- TASK DESCRIPTION -
Could you restate all of the records exactly, leaving out the pictures?

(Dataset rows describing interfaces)
================================
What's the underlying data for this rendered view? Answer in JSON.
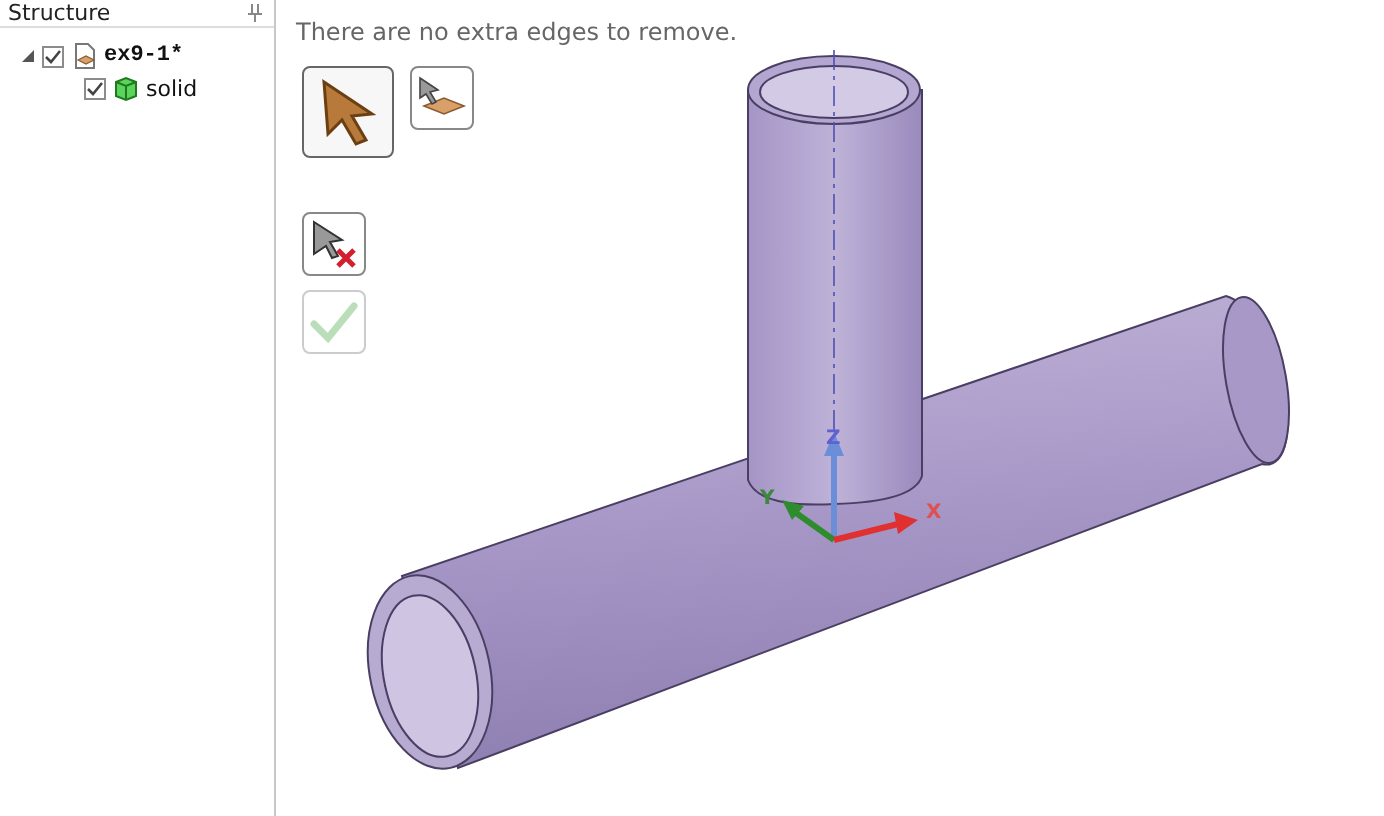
{
  "panel": {
    "title": "Structure",
    "tree": [
      {
        "label": "ex9-1*",
        "kind": "document",
        "expanded": true,
        "checked": true,
        "children": [
          {
            "label": "solid",
            "kind": "body",
            "checked": true
          }
        ]
      }
    ]
  },
  "viewport": {
    "message": "There are no extra edges to remove.",
    "tools": [
      {
        "kind": "select",
        "selected": true,
        "disabled": false
      },
      {
        "kind": "select-face",
        "selected": false,
        "disabled": false
      },
      {
        "kind": "deselect",
        "selected": false,
        "disabled": false
      },
      {
        "kind": "confirm",
        "selected": false,
        "disabled": true
      }
    ],
    "axes": [
      "Z",
      "Y",
      "X"
    ]
  }
}
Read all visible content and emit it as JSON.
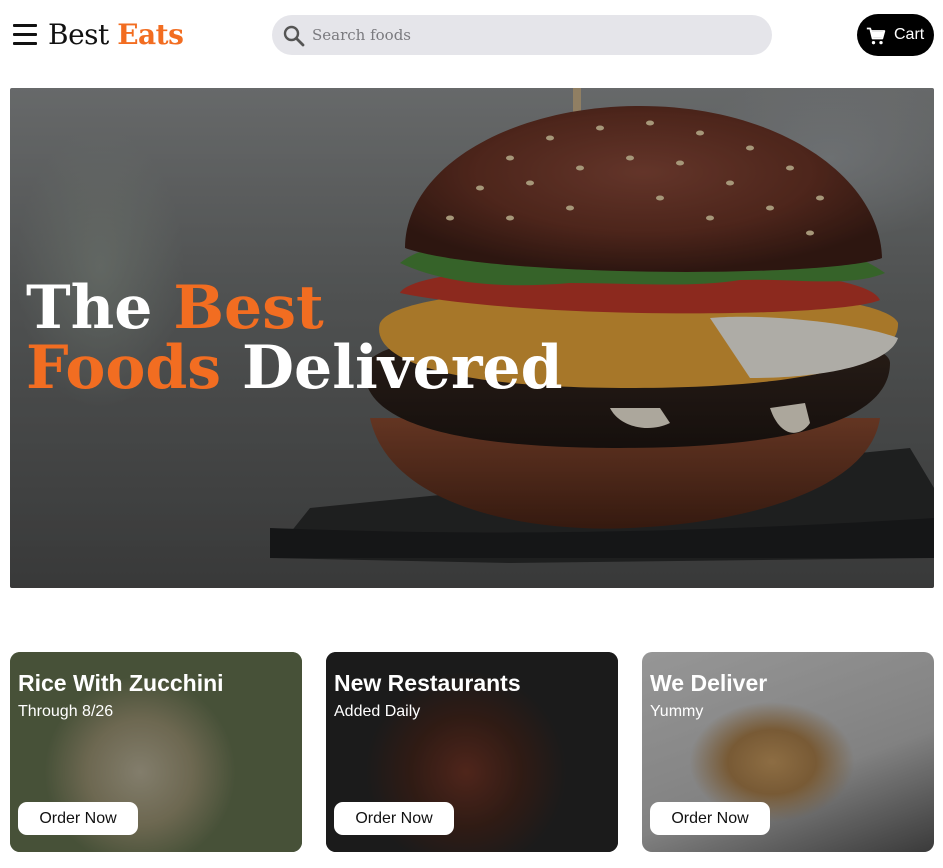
{
  "header": {
    "logo_primary": "Best",
    "logo_accent": "Eats",
    "search_placeholder": "Search foods",
    "cart_label": "Cart"
  },
  "hero": {
    "title_line1_a": "The",
    "title_line1_b": "Best",
    "title_line2_a": "Foods",
    "title_line2_b": "Delivered"
  },
  "cards": [
    {
      "title": "Rice With Zucchini",
      "subtitle": "Through 8/26",
      "button": "Order Now"
    },
    {
      "title": "New Restaurants",
      "subtitle": "Added Daily",
      "button": "Order Now"
    },
    {
      "title": "We Deliver",
      "subtitle": "Yummy",
      "button": "Order Now"
    }
  ],
  "colors": {
    "accent": "#f26d21",
    "cart_bg": "#000000",
    "search_bg": "#e5e5ea"
  },
  "icons": {
    "menu": "menu-icon",
    "search": "search-icon",
    "cart": "cart-icon"
  }
}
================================
- RESULT FOR THIS EXERCISE -
What's the underlying data for this rendered view? Answer in JSON.
{
  "panel": {
    "title": "Structure",
    "tree": [
      {
        "label": "ex9-1*",
        "kind": "document",
        "expanded": true,
        "checked": true,
        "children": [
          {
            "label": "solid",
            "kind": "body",
            "checked": true
          }
        ]
      }
    ]
  },
  "viewport": {
    "message": "There are no extra edges to remove.",
    "tools": [
      {
        "kind": "select",
        "selected": true,
        "disabled": false
      },
      {
        "kind": "select-face",
        "selected": false,
        "disabled": false
      },
      {
        "kind": "deselect",
        "selected": false,
        "disabled": false
      },
      {
        "kind": "confirm",
        "selected": false,
        "disabled": true
      }
    ],
    "axes": [
      "Z",
      "Y",
      "X"
    ]
  }
}
Read all visible content and emit it as JSON.
{
  "header": {
    "logo_primary": "Best",
    "logo_accent": "Eats",
    "search_placeholder": "Search foods",
    "cart_label": "Cart"
  },
  "hero": {
    "title_line1_a": "The",
    "title_line1_b": "Best",
    "title_line2_a": "Foods",
    "title_line2_b": "Delivered"
  },
  "cards": [
    {
      "title": "Rice With Zucchini",
      "subtitle": "Through 8/26",
      "button": "Order Now"
    },
    {
      "title": "New Restaurants",
      "subtitle": "Added Daily",
      "button": "Order Now"
    },
    {
      "title": "We Deliver",
      "subtitle": "Yummy",
      "button": "Order Now"
    }
  ],
  "colors": {
    "accent": "#f26d21",
    "cart_bg": "#000000",
    "search_bg": "#e5e5ea"
  },
  "icons": {
    "menu": "menu-icon",
    "search": "search-icon",
    "cart": "cart-icon"
  }
}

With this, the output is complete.